• Missed personal/family time
• No commensurate reward
• Impose on your team
• Organization never changes
Response From Strength (1)
• Calibrate properly
• Asking is different than demanding
• "Emergency" or "predictable"?
• What's the worst that can happen?
• Point out how the problem was predictable
• "Who decided on this schedule? Who else
is working overtime?"
Response From Strength (2)
• "I have other commitments."
• "What should I stop doing to do this instead?"
• "I'll do what I can, but I can't make any promises."
• "When should I take the overtime as days off?"
• "Can do."
Response From Strength (3)
• Cultivate and honor these responses from
your team members
• Send them home at the end of the day
• Your job is both to lead and to defend
• Point out mismatches from the Ideal Forms
(e.g., demanding long hours but not
granting commensurate authority)
• Resentment (employer and employee)
• Bad reviews, lower raises, lower bonuses
• Pressure to commit under duress
• Result of changing attitude after being hired
• Start new employer in strength
• "Ofﬁce Space" scenario

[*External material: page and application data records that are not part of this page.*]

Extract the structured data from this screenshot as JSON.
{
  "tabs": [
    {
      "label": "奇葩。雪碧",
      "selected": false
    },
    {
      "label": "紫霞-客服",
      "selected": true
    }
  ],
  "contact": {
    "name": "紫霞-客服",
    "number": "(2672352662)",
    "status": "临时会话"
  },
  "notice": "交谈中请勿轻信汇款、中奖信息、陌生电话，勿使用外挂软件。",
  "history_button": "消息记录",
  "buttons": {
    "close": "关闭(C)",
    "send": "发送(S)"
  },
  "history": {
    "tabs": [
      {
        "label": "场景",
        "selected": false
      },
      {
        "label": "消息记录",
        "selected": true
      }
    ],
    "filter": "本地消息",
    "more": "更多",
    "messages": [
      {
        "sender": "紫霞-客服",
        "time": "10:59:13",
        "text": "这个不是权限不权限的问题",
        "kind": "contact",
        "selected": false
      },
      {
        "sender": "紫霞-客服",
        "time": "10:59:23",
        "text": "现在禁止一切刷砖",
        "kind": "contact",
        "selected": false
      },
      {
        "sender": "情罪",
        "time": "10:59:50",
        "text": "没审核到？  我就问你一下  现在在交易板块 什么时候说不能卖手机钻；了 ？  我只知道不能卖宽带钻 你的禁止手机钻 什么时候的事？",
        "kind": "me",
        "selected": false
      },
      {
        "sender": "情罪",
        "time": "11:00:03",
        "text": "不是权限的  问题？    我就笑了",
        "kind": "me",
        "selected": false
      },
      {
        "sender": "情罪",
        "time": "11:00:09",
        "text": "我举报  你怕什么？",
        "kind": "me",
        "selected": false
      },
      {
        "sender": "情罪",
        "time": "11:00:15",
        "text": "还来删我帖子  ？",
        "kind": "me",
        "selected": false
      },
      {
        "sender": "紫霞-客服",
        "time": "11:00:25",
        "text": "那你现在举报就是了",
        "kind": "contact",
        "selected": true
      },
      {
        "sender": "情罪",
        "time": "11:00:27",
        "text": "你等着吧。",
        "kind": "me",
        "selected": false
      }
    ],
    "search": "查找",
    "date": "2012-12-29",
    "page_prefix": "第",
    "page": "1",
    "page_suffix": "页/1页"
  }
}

• Change organizational behavior
(feeling effects of poor decisions)
• Conﬁdence and respect
With Great Power...
• You already have it

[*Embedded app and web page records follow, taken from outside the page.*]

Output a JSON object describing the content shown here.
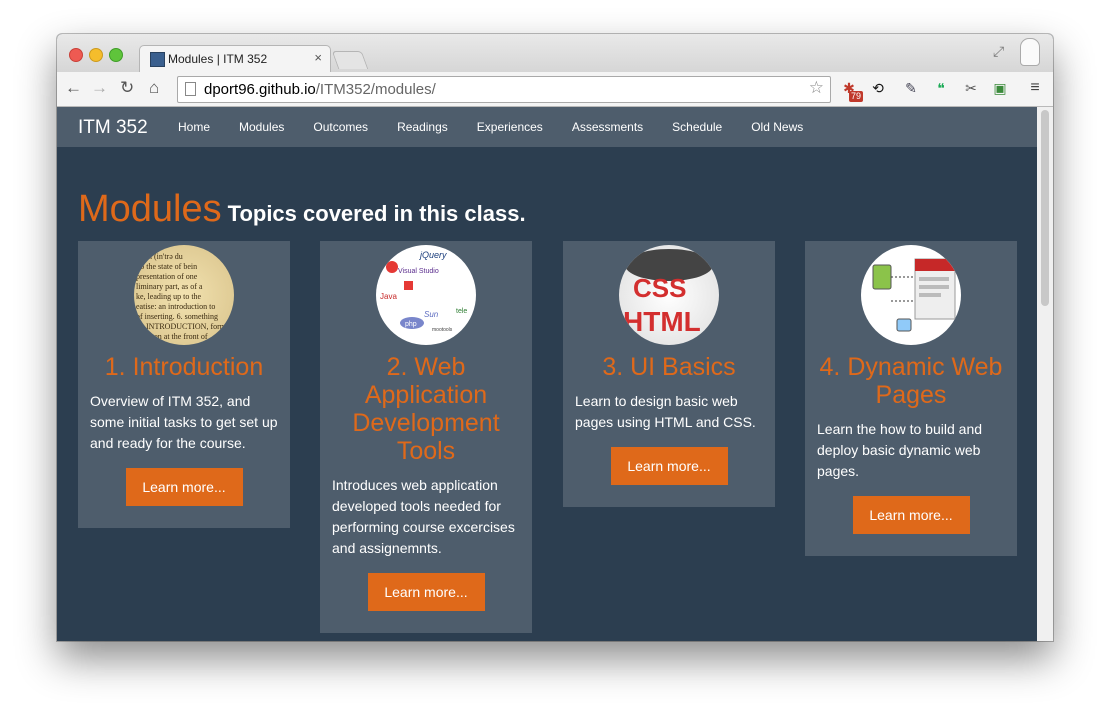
{
  "browser": {
    "tab_title": "Modules | ITM 352",
    "tab_close": "×",
    "url_host": "dport96.github.io",
    "url_path": "/ITM352/modules/",
    "extension_badge": "79"
  },
  "site": {
    "brand": "ITM 352",
    "nav": [
      "Home",
      "Modules",
      "Outcomes",
      "Readings",
      "Experiences",
      "Assessments",
      "Schedule",
      "Old News"
    ]
  },
  "page": {
    "title": "Modules",
    "subtitle": "Topics covered in this class."
  },
  "modules": [
    {
      "title": "1. Introduction",
      "description": "Overview of ITM 352, and some initial tasks to get set up and ready for the course.",
      "button": "Learn more...",
      "image_label": "dictionary-page-image"
    },
    {
      "title": "2. Web Application Development Tools",
      "description": "Introduces web application developed tools needed for performing course excercises and assignemnts.",
      "button": "Learn more...",
      "image_label": "dev-tools-logos-image"
    },
    {
      "title": "3. UI Basics",
      "description": "Learn to design basic web pages using HTML and CSS.",
      "button": "Learn more...",
      "image_label": "css-html-image"
    },
    {
      "title": "4. Dynamic Web Pages",
      "description": "Learn the how to build and deploy basic dynamic web pages.",
      "button": "Learn more...",
      "image_label": "dynamic-pages-diagram-image"
    }
  ],
  "colors": {
    "accent": "#df691a",
    "background": "#2c3e50",
    "panel": "#4e5d6c"
  }
}
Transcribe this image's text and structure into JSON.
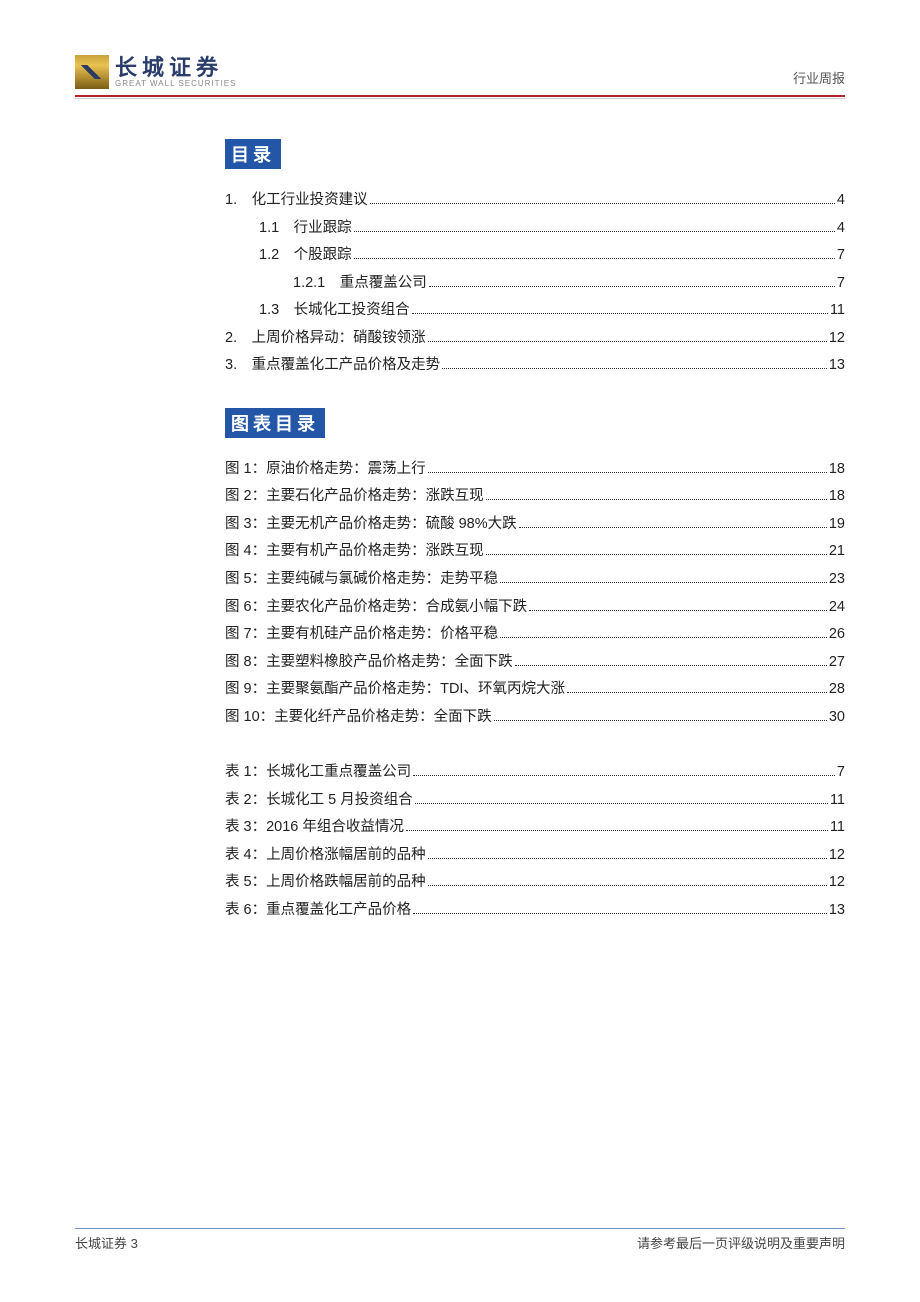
{
  "header": {
    "brand_cn": "长城证券",
    "brand_en": "GREAT WALL SECURITIES",
    "right": "行业周报"
  },
  "sections": {
    "toc_title": "目录",
    "fig_title": "图表目录"
  },
  "toc": [
    {
      "indent": 0,
      "label": "1.　化工行业投资建议",
      "page": "4"
    },
    {
      "indent": 1,
      "label": "1.1　行业跟踪",
      "page": "4"
    },
    {
      "indent": 1,
      "label": "1.2　个股跟踪",
      "page": "7"
    },
    {
      "indent": 2,
      "label": "1.2.1　重点覆盖公司",
      "page": "7"
    },
    {
      "indent": 1,
      "label": "1.3　长城化工投资组合",
      "page": "11"
    },
    {
      "indent": 0,
      "label": "2.　上周价格异动：硝酸铵领涨",
      "page": "12"
    },
    {
      "indent": 0,
      "label": "3.　重点覆盖化工产品价格及走势",
      "page": "13"
    }
  ],
  "figures": [
    {
      "label": "图 1：原油价格走势：震荡上行",
      "page": "18"
    },
    {
      "label": "图 2：主要石化产品价格走势：涨跌互现",
      "page": "18"
    },
    {
      "label": "图 3：主要无机产品价格走势：硫酸 98%大跌",
      "page": "19"
    },
    {
      "label": "图 4：主要有机产品价格走势：涨跌互现",
      "page": "21"
    },
    {
      "label": "图 5：主要纯碱与氯碱价格走势：走势平稳",
      "page": "23"
    },
    {
      "label": "图 6：主要农化产品价格走势：合成氨小幅下跌",
      "page": "24"
    },
    {
      "label": "图 7：主要有机硅产品价格走势：价格平稳",
      "page": "26"
    },
    {
      "label": "图 8：主要塑料橡胶产品价格走势：全面下跌",
      "page": "27"
    },
    {
      "label": "图 9：主要聚氨酯产品价格走势：TDI、环氧丙烷大涨",
      "page": "28"
    },
    {
      "label": "图 10：主要化纤产品价格走势：全面下跌",
      "page": "30"
    }
  ],
  "tables": [
    {
      "label": "表 1：长城化工重点覆盖公司",
      "page": "7"
    },
    {
      "label": "表 2：长城化工 5 月投资组合",
      "page": "11"
    },
    {
      "label": "表 3：2016 年组合收益情况",
      "page": "11"
    },
    {
      "label": "表 4：上周价格涨幅居前的品种",
      "page": "12"
    },
    {
      "label": "表 5：上周价格跌幅居前的品种",
      "page": "12"
    },
    {
      "label": "表 6：重点覆盖化工产品价格",
      "page": "13"
    }
  ],
  "footer": {
    "left": "长城证券 3",
    "right": "请参考最后一页评级说明及重要声明"
  }
}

• Savings and no debt
• Build respect and trust
Constraints To Power
• Use for good or evil
• Honest, faithful, true
• Integrity and responsibility
Don't Get Defensive
• No whining, no indignation, no extended
explanation, no ultimatums
• Maintain dignity, maintain frame
• Just start looking for other work
• Team cohesion is still important
• State your position so you know they
understand what you mean
• If others do not agree, let them disagree
• Go along with the consensus plan but note
• If you end up being right, be kind but direct
Don't Be A Bully
• Physically powerful people usually learn that
physical intimidation is not socially
• Mentally powerful people rarely learn that
mental intimidation is not socially
• You are a social animal
• Do not burn your social bridges
• Commitment, process, and "cargo cult"
• Recognize and exercise your own power
• Act from strength, not weakness
• Do with responsibility and integrity
• Not trying to make you a monster
• Trying to put you ahead of the curve